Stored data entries
########
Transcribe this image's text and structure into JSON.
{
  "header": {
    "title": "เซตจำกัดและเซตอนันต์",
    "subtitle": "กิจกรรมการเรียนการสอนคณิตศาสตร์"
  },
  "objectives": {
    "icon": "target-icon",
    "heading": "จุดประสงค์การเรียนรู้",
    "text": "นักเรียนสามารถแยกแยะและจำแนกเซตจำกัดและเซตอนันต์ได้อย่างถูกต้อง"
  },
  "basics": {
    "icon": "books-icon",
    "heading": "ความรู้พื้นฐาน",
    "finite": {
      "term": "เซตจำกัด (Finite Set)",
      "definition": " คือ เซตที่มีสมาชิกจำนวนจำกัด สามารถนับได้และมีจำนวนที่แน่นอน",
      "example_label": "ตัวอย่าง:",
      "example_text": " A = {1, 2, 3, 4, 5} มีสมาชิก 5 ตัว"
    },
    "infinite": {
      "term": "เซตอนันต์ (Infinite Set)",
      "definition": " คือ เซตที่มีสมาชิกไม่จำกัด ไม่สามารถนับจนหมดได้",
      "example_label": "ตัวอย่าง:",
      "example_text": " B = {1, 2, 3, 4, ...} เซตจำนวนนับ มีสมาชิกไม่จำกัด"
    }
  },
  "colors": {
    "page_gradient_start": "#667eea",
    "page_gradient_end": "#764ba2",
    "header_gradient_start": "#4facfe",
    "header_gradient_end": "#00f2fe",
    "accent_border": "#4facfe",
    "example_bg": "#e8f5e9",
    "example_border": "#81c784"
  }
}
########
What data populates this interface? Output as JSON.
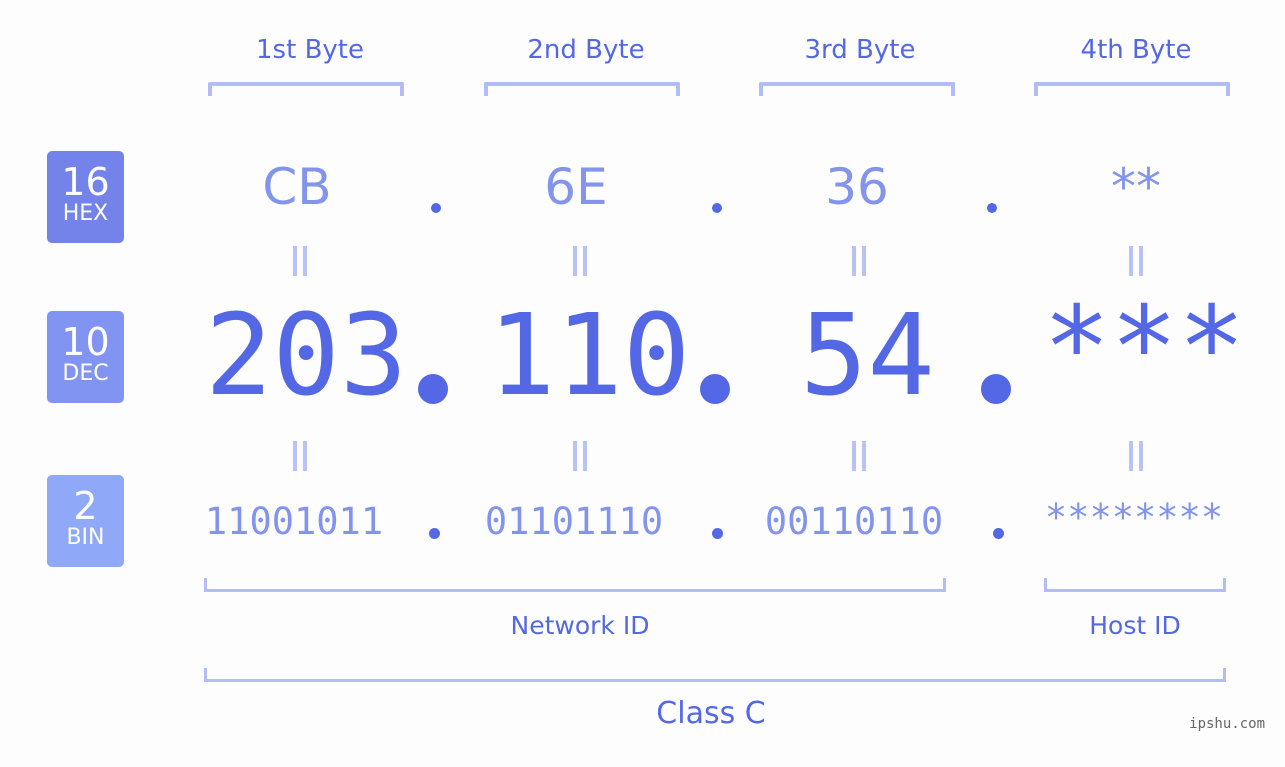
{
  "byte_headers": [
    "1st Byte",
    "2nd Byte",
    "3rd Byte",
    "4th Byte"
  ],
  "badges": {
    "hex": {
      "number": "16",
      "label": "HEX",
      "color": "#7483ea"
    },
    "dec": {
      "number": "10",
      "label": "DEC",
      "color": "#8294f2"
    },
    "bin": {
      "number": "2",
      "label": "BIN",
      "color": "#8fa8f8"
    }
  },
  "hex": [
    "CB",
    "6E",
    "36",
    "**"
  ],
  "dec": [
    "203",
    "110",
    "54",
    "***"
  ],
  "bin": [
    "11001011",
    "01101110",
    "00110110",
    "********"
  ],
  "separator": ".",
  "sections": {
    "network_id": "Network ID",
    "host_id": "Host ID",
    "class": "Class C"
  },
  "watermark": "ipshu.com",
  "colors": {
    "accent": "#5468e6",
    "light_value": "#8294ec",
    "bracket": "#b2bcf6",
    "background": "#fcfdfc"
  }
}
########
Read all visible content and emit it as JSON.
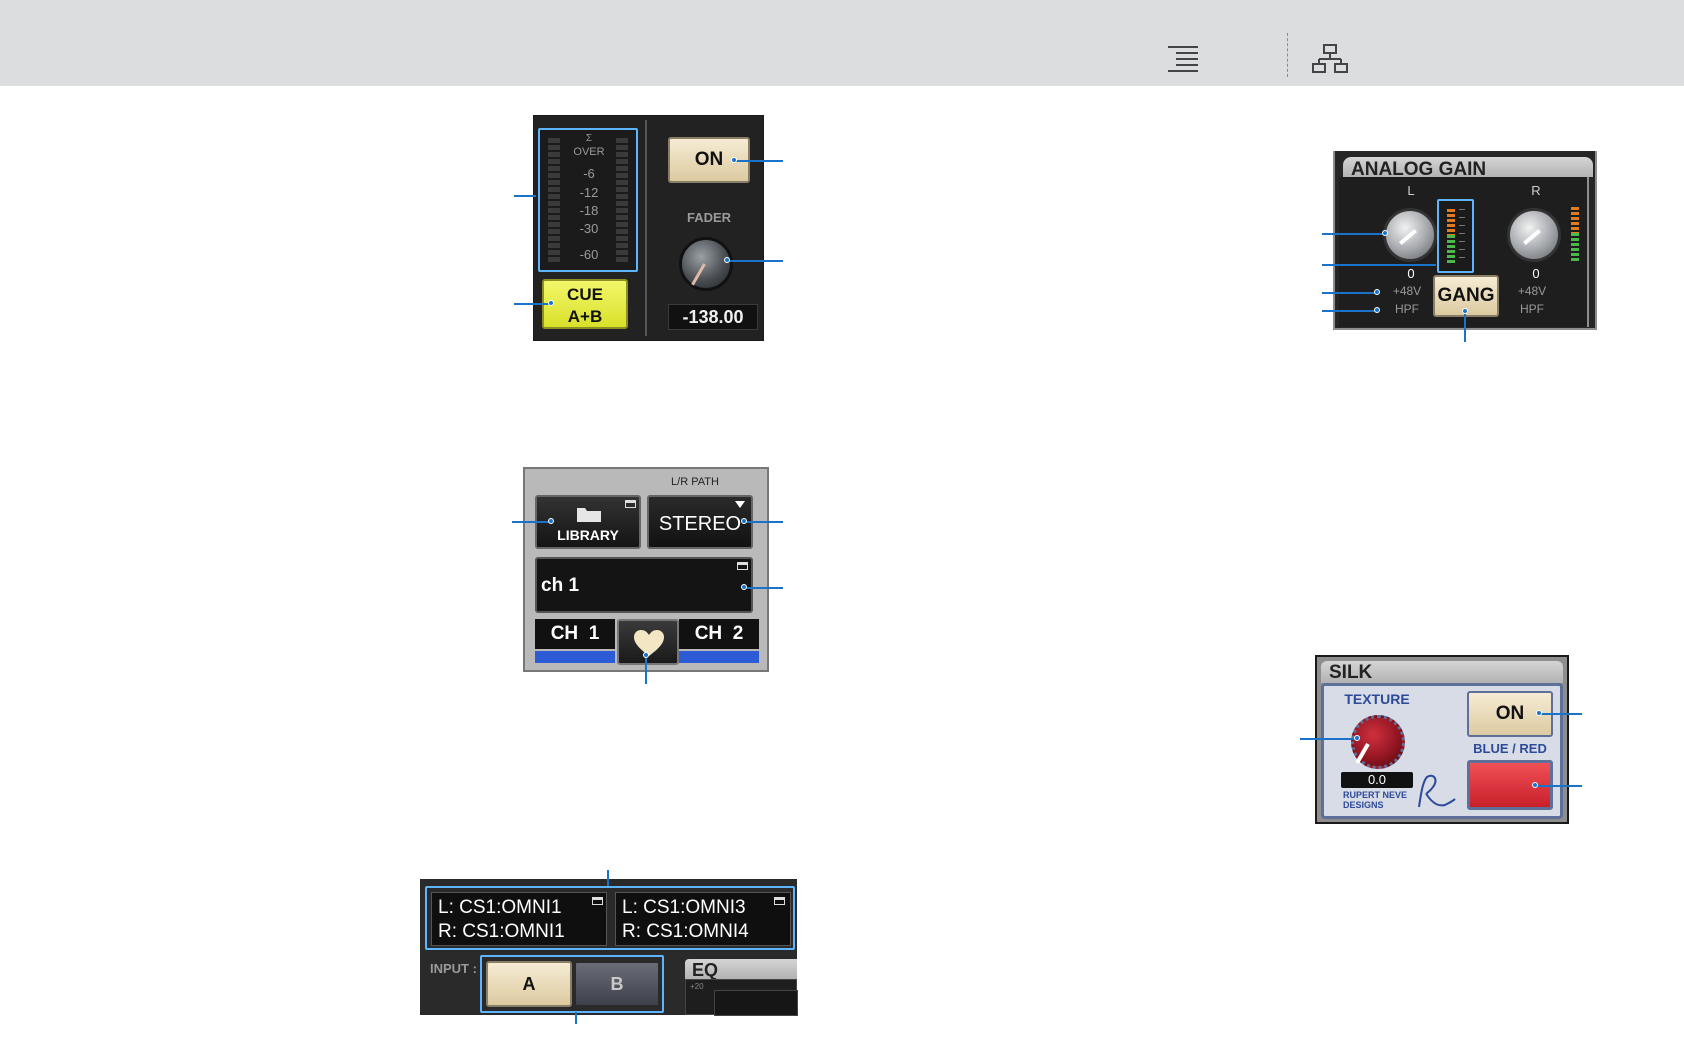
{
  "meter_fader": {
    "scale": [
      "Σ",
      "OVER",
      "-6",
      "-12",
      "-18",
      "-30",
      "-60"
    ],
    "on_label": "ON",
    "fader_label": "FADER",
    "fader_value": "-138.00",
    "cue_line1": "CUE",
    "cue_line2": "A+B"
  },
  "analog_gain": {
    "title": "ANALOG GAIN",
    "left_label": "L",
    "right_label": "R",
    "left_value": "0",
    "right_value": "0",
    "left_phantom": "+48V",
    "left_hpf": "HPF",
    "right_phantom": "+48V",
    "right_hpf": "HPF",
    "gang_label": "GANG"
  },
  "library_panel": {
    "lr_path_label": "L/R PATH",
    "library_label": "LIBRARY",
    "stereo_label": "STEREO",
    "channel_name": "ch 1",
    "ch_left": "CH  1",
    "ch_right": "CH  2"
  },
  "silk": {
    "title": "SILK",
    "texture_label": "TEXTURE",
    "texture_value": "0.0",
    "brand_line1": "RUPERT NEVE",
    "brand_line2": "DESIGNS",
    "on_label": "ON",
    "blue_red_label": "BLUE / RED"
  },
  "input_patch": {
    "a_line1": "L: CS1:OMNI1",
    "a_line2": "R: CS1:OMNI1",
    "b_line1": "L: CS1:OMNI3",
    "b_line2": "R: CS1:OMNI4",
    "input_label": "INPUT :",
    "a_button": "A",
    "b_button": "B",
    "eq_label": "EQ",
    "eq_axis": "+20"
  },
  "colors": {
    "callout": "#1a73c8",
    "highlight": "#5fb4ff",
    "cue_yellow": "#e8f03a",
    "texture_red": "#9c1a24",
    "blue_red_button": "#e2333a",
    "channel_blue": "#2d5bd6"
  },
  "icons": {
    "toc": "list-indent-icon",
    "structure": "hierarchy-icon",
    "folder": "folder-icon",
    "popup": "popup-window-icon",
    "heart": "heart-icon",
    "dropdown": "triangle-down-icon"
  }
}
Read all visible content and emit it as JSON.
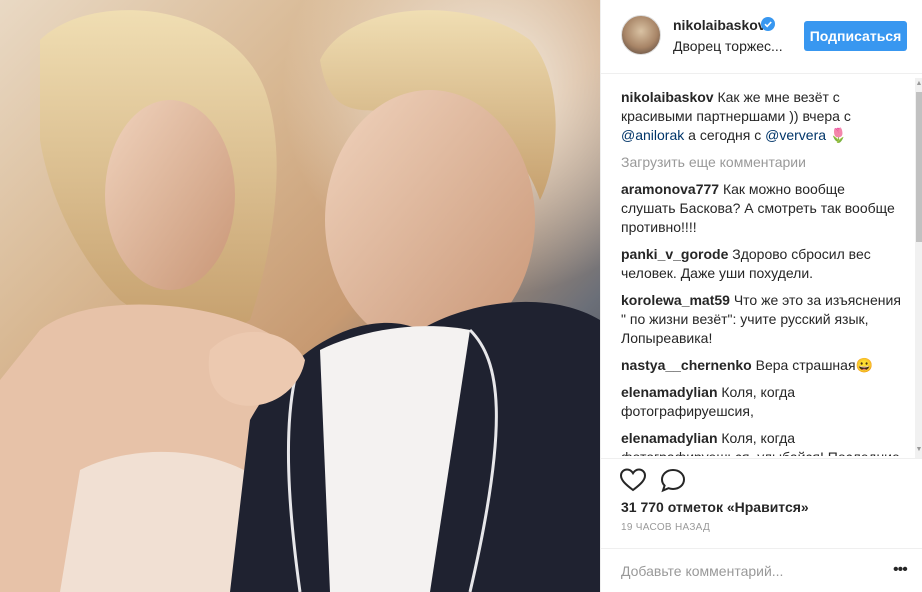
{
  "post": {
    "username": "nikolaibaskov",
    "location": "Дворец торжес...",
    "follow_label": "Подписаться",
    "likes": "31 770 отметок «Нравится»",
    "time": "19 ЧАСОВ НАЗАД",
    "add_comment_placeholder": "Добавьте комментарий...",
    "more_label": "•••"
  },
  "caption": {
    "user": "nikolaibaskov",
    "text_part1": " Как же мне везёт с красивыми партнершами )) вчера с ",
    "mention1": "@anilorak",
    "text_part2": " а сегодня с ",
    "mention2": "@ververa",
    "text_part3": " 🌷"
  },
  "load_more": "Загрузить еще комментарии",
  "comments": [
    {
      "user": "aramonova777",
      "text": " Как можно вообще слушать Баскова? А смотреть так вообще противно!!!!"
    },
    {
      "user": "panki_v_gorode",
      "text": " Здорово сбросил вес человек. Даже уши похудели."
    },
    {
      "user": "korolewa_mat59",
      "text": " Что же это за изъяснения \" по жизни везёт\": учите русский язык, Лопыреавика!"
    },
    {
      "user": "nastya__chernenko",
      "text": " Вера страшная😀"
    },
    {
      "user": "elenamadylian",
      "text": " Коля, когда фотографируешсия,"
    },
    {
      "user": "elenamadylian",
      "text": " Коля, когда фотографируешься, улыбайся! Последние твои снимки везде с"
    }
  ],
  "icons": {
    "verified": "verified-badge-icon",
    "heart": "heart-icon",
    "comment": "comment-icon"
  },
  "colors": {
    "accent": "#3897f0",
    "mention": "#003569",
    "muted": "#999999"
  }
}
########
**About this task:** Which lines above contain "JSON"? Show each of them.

**Response area:**
Transcribe this image's text and structure into JSON.
What data populates this interface? Output as JSON.
Read all visible content and emit it as JSON.
Read all visible content and emit it as JSON.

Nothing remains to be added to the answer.